Component data from apps and pages >>
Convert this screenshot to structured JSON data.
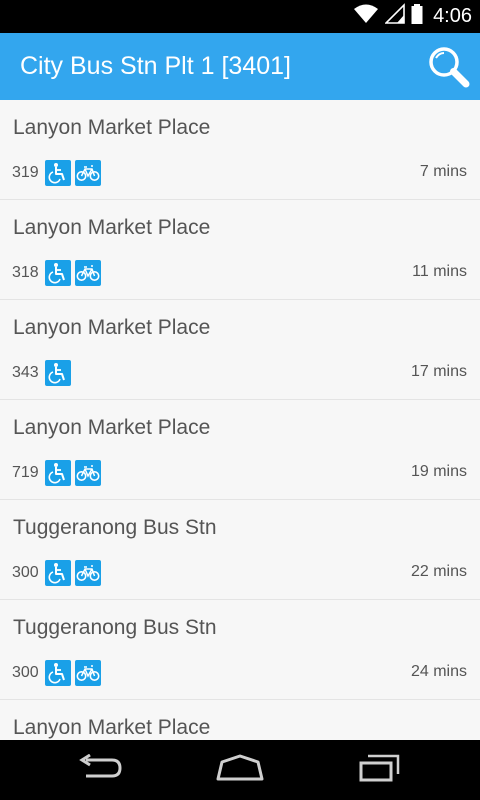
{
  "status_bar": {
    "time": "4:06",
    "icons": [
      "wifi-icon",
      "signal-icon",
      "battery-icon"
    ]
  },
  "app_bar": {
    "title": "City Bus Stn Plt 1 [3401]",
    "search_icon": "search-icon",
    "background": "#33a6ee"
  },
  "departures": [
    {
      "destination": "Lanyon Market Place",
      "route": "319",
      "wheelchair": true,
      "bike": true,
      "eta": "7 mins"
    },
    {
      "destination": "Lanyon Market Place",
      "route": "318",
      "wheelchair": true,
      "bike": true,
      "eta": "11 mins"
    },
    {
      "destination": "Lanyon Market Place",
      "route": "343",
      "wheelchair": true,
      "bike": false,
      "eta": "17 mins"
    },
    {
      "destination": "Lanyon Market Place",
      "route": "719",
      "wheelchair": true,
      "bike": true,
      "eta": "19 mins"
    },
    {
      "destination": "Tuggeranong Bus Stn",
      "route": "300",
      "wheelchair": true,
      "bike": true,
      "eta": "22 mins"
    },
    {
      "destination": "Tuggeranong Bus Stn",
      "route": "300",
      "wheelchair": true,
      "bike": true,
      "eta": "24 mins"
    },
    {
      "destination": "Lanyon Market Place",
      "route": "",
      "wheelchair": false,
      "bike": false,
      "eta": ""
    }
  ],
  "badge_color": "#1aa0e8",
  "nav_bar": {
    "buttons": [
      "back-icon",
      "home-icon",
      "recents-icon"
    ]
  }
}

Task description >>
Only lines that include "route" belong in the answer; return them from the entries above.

Task solution >>
      "route": "319",
      "route": "318",
      "route": "343",
      "route": "719",
      "route": "300",
      "route": "300",
      "route": "",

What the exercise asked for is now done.